··· RECORDS FOR THIS EXERCISE

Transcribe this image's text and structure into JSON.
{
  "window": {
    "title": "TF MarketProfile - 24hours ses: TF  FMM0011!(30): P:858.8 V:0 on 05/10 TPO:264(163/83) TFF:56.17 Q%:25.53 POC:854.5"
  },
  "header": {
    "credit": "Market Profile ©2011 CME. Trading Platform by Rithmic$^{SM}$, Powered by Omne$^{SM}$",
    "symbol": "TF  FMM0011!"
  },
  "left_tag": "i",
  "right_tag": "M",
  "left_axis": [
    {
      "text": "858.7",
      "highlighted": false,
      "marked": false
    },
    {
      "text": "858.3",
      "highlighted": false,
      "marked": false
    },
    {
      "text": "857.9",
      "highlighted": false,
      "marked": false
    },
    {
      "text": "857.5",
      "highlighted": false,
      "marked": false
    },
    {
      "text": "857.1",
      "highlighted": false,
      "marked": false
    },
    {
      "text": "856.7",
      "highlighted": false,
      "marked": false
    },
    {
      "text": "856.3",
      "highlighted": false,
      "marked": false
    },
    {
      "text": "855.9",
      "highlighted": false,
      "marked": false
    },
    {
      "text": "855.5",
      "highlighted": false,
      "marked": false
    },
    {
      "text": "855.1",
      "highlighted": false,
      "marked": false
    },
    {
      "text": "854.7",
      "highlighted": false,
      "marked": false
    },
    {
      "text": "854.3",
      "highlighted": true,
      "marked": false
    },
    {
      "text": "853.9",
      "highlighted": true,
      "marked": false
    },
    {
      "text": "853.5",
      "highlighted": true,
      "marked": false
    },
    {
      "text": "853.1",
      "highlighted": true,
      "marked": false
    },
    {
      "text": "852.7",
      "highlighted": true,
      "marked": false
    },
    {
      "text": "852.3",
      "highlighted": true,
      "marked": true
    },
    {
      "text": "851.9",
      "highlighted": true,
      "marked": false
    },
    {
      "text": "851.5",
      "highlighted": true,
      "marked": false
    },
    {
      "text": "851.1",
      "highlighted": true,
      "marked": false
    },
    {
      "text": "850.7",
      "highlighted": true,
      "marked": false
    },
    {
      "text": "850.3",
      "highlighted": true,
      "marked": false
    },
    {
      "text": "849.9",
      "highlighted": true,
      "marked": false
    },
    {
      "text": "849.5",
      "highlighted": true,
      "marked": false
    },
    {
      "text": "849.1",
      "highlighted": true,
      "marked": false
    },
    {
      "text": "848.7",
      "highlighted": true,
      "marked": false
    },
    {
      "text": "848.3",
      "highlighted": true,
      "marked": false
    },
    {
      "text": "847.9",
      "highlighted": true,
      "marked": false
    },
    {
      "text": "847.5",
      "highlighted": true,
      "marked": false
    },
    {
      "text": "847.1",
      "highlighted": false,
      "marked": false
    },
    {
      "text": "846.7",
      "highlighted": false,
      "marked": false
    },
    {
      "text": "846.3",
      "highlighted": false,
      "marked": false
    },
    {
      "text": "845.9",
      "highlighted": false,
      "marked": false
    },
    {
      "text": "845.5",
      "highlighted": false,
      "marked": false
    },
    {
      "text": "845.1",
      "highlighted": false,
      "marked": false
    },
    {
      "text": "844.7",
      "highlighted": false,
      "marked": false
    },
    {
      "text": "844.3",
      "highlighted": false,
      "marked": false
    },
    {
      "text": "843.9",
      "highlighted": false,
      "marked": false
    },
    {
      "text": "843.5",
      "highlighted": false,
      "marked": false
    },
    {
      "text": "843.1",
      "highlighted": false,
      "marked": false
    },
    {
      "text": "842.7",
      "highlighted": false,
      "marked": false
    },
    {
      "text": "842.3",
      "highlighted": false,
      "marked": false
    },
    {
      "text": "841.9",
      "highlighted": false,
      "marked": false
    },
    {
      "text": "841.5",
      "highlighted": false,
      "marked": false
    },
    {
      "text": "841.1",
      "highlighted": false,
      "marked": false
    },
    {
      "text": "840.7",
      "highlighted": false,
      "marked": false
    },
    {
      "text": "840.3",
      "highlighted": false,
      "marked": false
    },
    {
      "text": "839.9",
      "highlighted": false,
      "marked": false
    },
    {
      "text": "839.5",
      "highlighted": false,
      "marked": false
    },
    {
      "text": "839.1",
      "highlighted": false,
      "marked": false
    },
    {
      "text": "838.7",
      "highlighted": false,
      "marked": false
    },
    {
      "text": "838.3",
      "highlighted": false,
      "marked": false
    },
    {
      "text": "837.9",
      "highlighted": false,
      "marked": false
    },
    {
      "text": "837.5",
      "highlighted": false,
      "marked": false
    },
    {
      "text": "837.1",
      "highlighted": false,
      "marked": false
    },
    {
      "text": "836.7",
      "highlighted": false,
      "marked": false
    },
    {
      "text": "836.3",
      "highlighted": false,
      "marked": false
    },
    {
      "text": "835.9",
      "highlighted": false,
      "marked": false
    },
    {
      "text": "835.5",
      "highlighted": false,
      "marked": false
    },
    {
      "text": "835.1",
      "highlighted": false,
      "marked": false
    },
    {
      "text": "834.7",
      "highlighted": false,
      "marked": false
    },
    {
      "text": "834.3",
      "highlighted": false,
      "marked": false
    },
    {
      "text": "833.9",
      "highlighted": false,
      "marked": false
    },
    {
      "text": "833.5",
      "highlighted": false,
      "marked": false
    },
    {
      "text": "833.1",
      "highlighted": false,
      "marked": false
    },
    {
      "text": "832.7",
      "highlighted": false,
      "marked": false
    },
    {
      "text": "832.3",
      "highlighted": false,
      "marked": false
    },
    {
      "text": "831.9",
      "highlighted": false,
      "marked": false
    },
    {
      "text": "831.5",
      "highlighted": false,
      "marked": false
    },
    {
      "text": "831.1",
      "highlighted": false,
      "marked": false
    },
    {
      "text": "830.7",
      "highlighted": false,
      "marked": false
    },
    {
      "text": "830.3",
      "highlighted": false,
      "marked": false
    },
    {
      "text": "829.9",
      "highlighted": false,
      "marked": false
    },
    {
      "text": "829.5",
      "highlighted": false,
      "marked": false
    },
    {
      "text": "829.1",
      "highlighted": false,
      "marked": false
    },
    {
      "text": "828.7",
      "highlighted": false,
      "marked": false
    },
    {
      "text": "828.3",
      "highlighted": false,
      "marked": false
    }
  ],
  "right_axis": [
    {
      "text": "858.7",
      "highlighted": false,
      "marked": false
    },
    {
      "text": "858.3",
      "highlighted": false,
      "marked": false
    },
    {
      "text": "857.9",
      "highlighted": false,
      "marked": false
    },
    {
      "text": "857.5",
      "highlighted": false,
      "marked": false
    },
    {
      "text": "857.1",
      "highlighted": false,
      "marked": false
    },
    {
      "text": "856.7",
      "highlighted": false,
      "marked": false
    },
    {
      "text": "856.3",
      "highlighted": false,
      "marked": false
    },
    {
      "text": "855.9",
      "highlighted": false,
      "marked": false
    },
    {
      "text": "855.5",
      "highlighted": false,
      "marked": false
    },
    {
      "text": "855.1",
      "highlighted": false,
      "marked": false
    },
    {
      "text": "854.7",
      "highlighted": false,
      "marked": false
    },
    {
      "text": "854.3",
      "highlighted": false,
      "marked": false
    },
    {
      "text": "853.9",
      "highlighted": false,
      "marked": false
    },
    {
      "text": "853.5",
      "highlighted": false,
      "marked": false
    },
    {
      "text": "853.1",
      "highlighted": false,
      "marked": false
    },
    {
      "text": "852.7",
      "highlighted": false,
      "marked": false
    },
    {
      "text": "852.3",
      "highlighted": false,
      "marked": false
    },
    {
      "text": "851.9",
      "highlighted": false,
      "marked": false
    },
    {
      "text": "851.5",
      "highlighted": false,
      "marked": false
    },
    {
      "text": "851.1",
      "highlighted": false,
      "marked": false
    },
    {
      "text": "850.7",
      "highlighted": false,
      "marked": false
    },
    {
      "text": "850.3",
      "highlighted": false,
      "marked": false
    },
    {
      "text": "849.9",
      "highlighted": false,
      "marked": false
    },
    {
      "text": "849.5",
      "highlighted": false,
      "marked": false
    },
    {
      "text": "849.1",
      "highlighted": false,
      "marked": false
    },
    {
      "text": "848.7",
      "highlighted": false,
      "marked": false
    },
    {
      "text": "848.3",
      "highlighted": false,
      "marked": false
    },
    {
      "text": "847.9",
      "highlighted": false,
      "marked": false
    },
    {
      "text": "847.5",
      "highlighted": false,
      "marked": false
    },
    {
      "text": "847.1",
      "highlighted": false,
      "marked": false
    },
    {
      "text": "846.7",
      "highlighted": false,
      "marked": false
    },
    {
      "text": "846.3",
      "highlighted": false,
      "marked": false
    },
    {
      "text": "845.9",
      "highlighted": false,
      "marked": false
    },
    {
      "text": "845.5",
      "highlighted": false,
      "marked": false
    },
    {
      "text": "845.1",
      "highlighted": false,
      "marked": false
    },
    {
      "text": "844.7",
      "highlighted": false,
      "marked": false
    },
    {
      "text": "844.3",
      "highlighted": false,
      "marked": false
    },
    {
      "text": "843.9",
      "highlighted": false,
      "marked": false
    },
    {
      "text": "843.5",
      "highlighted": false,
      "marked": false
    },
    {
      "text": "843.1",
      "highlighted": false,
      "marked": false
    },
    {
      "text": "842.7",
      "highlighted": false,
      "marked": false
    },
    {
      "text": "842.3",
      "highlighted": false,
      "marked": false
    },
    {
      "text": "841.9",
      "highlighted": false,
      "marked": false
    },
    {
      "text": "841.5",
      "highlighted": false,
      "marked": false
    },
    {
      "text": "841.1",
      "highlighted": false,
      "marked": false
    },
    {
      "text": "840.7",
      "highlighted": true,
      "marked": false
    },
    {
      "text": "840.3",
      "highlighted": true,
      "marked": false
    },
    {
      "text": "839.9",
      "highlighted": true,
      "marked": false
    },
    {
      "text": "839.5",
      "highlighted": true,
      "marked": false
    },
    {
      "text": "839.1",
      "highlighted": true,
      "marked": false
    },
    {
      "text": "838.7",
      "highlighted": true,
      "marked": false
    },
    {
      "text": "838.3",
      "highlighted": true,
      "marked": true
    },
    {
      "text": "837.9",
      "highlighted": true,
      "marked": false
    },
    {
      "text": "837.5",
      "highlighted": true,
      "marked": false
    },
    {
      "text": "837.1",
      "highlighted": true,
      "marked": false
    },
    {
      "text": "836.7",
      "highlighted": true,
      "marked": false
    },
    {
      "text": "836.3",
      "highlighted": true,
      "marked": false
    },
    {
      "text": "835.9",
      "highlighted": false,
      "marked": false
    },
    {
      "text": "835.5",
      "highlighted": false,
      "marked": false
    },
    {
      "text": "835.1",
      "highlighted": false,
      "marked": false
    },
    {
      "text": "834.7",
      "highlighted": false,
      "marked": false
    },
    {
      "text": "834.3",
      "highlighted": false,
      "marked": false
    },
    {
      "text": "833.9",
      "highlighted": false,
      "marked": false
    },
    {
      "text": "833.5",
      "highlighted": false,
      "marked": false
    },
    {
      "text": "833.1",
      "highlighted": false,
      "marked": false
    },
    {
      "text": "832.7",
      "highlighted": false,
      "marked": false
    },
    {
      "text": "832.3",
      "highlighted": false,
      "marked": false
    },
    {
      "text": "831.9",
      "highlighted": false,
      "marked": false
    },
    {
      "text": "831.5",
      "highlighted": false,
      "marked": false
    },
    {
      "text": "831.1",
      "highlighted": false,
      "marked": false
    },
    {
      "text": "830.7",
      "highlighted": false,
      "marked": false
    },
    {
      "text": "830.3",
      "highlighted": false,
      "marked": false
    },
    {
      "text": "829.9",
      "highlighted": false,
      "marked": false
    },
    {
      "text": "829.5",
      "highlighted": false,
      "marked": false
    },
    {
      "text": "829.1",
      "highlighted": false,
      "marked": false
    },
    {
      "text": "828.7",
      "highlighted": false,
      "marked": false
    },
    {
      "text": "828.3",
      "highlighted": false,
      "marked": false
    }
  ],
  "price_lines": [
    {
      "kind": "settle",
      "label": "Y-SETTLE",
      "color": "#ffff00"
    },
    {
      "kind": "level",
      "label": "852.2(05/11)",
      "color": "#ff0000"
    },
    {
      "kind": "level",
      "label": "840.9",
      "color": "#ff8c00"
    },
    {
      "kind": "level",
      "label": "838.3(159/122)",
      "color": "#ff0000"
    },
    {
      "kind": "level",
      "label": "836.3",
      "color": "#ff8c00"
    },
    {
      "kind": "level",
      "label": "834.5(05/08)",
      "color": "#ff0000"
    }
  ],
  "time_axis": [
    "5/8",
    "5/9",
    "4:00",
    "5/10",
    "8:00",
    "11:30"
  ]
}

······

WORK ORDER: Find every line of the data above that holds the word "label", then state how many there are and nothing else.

ANSWER BOX: 6